Are Iran Sanctions Working? -Elliott Abrams
- It's a commonplace to say that sanctions against Iran are tighter than ever and are working. The problem is that sanctions appear to be having no impact on Iran's nuclear weapons program, which is after all their purpose.
- The damage to Iran's economy is visible, foreign exchange reserves are down from $100 billion to $75 billion, but that is not economic collapse.
- A foreign ambassador stationed in Iran recently told me that the depressed value of the currency means that a middle class family can no longer afford an annual vacation in Turkey and now has to vacation inside Iran. But that's hardly the kind of thing that produces rioting and it isn't going to produce a change in the Supreme Leader's nuclear policy.
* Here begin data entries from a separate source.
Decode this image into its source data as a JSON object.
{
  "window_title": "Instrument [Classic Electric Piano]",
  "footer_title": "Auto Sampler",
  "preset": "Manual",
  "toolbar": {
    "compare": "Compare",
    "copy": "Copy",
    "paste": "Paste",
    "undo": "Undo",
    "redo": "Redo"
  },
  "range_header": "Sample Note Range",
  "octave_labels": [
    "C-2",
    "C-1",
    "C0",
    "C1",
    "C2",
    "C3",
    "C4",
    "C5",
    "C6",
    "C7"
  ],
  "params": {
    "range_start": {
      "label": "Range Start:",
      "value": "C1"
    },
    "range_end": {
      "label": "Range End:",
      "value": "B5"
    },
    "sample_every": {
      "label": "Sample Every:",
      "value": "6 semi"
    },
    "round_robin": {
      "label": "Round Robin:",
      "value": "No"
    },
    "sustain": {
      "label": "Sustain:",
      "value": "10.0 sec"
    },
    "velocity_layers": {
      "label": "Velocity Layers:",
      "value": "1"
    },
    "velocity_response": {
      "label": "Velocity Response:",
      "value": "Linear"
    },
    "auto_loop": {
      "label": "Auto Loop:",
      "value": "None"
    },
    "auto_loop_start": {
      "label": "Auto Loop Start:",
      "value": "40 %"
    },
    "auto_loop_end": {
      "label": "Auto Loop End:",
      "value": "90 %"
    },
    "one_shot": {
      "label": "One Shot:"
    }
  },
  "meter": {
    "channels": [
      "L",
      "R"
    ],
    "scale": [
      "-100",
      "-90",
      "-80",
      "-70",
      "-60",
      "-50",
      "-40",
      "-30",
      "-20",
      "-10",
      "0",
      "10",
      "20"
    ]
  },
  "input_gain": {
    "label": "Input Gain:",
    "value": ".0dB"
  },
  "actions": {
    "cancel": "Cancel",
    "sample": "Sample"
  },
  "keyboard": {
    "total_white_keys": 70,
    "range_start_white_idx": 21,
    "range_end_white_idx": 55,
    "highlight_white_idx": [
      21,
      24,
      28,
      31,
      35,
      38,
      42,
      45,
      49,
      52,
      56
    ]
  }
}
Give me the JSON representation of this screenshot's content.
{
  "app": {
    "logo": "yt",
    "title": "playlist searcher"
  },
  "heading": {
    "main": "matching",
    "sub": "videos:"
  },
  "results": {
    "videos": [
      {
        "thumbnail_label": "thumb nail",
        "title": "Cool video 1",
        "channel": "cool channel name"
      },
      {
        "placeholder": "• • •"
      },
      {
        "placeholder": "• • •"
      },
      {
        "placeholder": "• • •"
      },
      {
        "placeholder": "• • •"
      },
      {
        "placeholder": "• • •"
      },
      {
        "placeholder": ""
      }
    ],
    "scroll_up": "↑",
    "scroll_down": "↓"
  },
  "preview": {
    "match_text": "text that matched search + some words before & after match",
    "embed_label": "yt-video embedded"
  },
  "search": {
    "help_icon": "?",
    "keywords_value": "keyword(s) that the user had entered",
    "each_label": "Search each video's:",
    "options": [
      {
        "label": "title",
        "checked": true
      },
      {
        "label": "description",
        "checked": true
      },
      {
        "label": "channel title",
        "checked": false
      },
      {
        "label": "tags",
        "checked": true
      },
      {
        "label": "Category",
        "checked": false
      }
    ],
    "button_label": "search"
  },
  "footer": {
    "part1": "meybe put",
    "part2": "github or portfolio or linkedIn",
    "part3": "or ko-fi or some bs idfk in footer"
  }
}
- Reuters' Middle East economics editor recently wrote that sanctions "are not close to having the 'crippling' effect envisaged by Washington. The Iranian government has found ways to soften the impact."
- So sanctions are hurting Iran's economy, and are hurting many Iranians - though the richest can take care of themselves, and the poorest are protected by the government with subsidies for food. But there is no crisis, and it seems to be wishful thinking that the ayatollahs will abandon their nuclear program because the economic pain is too great.
(Council on Foreign Relations)
No Shift in Nuclear Behavior -Joby Warrick & Anne Gearan
Nine months after Iran was hit with the toughest restrictions in its history, the nation's economy appears to have settled into a slow, downward glide, hemorrhaging jobs and hard currency but appearing to be in no immediate danger of collapse, Western diplomats and analysts say.
At the same time, the hardships have not triggered significant domestic protests or produced a single concession by Iran on its nuclear program. Marine Gen. James Mattis, head of U.S. Central Command, said Iran has accelerated its nuclear program in the past year, despite the diplomatic and economic pressure.